TO DO:
A line qualifies if it holds the string "this". Copy every qualifying line from the records.

Entries from a dataset of interfaces
'''

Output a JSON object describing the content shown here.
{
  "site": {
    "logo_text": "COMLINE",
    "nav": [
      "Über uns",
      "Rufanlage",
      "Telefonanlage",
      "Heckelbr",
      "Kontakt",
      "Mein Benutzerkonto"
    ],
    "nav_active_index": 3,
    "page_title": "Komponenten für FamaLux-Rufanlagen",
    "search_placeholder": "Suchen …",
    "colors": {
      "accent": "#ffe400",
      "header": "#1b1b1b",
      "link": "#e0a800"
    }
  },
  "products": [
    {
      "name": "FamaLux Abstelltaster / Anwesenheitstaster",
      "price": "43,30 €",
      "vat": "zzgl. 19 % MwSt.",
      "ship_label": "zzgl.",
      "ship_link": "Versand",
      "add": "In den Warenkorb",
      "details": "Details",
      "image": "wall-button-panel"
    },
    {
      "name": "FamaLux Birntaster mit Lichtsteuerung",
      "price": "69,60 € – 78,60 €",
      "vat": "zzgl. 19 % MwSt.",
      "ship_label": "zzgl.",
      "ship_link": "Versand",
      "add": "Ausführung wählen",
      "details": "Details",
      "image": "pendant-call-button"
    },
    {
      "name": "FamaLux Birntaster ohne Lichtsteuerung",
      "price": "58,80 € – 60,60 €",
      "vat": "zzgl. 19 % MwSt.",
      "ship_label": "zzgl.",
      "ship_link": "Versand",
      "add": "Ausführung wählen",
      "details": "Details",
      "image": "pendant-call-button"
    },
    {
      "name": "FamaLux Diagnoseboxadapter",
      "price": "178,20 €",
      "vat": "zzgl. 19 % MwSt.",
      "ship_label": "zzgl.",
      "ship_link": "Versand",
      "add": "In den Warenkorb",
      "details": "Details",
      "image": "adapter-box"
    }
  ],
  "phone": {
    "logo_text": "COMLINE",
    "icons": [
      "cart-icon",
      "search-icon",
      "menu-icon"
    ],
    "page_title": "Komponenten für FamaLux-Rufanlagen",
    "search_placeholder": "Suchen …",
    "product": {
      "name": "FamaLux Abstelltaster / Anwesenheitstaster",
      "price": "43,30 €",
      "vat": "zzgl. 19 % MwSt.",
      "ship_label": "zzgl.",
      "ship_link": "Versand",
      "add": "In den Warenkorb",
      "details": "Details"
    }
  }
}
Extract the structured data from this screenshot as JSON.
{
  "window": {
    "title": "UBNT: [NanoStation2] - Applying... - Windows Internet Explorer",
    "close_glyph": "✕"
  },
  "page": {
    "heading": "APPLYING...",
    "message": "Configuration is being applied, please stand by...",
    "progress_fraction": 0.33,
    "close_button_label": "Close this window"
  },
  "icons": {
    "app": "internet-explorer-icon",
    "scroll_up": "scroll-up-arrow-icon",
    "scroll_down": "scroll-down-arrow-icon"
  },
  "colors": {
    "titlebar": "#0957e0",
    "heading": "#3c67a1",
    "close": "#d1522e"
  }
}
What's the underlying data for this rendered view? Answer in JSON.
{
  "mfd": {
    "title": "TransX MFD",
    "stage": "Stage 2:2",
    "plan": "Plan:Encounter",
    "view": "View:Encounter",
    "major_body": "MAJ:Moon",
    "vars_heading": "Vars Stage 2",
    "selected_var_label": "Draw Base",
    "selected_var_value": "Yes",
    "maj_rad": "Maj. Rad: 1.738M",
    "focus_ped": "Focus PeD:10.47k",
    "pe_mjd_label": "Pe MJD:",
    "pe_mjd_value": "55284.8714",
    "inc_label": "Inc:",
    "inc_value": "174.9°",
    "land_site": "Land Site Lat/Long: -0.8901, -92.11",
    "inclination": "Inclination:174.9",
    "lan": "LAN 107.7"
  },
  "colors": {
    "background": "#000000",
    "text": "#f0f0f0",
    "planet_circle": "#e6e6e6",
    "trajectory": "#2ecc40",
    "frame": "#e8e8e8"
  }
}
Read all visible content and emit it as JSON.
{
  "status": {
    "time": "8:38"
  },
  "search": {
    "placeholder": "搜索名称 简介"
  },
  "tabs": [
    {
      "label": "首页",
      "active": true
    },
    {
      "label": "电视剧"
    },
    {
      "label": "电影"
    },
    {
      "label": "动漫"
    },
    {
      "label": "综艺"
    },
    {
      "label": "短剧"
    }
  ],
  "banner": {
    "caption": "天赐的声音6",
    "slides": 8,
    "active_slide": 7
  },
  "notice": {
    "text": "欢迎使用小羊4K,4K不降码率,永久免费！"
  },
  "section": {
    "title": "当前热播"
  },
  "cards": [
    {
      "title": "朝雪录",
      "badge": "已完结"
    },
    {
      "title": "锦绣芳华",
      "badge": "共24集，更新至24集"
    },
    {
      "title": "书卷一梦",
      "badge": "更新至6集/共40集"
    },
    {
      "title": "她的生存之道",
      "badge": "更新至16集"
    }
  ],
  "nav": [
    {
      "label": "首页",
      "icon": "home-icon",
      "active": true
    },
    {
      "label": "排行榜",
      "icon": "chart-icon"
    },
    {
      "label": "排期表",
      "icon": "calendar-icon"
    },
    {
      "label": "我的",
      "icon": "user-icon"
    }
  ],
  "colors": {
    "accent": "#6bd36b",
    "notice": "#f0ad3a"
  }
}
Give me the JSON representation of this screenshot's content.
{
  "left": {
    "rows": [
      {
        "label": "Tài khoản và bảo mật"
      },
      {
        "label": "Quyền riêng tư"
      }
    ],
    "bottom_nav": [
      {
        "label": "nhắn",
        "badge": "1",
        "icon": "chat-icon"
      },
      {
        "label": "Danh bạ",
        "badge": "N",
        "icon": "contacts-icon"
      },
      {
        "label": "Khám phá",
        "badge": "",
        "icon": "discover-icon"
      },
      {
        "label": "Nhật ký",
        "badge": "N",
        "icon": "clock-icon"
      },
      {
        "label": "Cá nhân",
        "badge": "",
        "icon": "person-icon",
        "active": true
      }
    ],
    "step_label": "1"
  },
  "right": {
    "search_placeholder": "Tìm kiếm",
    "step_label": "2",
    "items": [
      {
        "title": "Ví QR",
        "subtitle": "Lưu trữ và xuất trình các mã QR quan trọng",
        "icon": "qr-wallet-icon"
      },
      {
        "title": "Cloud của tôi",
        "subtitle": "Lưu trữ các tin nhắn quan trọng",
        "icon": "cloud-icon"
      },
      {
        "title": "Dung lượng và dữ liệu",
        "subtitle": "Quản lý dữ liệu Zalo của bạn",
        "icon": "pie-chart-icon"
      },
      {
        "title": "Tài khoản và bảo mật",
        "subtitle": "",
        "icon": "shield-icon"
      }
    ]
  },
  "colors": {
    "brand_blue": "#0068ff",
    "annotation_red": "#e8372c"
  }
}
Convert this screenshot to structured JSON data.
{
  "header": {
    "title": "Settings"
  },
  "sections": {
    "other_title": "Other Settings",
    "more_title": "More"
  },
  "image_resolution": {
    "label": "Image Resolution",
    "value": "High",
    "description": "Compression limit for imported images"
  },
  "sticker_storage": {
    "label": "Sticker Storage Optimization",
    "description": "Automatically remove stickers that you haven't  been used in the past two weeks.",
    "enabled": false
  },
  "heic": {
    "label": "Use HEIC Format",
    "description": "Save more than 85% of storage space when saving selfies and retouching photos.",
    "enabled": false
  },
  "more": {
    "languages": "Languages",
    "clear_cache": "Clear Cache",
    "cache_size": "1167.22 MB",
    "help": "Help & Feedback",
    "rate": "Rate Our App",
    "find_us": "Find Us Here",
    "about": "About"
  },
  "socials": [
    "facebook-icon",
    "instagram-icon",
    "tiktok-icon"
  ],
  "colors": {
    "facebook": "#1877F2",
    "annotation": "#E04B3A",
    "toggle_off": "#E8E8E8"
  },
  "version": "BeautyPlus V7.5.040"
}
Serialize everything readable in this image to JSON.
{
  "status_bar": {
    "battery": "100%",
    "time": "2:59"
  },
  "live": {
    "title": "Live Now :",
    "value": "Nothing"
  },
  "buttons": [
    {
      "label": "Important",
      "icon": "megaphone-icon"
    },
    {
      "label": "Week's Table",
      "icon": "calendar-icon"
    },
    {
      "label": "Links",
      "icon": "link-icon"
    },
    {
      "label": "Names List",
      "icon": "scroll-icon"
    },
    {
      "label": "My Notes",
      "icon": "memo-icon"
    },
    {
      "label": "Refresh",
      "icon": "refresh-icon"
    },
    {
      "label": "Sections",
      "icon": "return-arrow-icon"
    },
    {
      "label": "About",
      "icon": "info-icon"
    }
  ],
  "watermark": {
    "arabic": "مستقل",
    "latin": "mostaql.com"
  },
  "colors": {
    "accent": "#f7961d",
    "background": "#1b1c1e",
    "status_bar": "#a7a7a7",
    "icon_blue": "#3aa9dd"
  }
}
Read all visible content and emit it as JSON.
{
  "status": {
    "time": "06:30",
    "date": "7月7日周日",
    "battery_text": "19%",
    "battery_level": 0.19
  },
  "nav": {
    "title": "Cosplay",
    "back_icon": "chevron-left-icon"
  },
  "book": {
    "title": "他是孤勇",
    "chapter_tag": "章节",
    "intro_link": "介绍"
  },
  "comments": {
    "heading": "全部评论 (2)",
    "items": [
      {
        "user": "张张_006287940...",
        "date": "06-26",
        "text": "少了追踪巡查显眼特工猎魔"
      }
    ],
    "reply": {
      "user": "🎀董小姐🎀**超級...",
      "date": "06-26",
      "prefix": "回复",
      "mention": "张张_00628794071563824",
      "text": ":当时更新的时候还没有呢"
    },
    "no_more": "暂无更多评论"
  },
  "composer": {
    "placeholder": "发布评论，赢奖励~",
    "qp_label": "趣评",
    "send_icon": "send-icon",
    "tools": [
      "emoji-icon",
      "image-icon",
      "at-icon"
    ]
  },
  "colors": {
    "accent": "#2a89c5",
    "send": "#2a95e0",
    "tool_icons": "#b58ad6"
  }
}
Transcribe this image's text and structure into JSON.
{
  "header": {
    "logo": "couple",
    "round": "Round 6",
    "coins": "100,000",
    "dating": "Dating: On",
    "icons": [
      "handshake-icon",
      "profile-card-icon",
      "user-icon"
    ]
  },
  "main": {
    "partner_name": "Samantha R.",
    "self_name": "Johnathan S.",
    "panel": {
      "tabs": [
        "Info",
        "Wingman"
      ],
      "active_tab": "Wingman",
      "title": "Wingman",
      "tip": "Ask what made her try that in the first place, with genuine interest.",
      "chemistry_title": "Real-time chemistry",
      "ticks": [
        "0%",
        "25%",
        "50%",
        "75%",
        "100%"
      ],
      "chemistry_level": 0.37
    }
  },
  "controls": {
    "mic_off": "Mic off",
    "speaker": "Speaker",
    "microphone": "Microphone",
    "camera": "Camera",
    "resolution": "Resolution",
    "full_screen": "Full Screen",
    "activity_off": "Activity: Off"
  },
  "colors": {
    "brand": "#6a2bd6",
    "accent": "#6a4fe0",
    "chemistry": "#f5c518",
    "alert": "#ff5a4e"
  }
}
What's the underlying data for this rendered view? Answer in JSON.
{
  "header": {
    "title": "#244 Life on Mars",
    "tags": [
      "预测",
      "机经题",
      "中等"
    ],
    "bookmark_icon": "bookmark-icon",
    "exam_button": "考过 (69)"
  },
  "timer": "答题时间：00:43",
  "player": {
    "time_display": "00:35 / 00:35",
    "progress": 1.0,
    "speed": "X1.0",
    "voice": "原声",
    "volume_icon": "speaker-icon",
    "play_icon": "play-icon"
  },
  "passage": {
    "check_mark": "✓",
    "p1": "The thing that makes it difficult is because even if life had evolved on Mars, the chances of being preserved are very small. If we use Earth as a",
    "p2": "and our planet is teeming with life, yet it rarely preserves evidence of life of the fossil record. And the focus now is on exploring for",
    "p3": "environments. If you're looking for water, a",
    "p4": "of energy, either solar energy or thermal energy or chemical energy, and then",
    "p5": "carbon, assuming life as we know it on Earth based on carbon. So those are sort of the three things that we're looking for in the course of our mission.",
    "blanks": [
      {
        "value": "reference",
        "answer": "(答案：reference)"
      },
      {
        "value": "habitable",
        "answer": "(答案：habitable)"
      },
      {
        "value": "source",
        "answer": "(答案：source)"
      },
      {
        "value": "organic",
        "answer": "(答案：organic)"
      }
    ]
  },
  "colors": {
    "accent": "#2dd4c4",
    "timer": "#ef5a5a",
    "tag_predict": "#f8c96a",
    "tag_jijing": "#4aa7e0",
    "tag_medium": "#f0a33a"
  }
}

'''

ANSWER AREA:
Extract the structured data from this screenshot as JSON.
    "close_button_label": "Close this window"
What's the underlying data for this rendered view? Answer in JSON.
Give me the JSON representation of this screenshot's content.
Convert this screenshot to structured JSON data.
Serialize everything readable in this image to JSON.
Transcribe this image's text and structure into JSON.
What's the underlying data for this rendered view? Answer in JSON.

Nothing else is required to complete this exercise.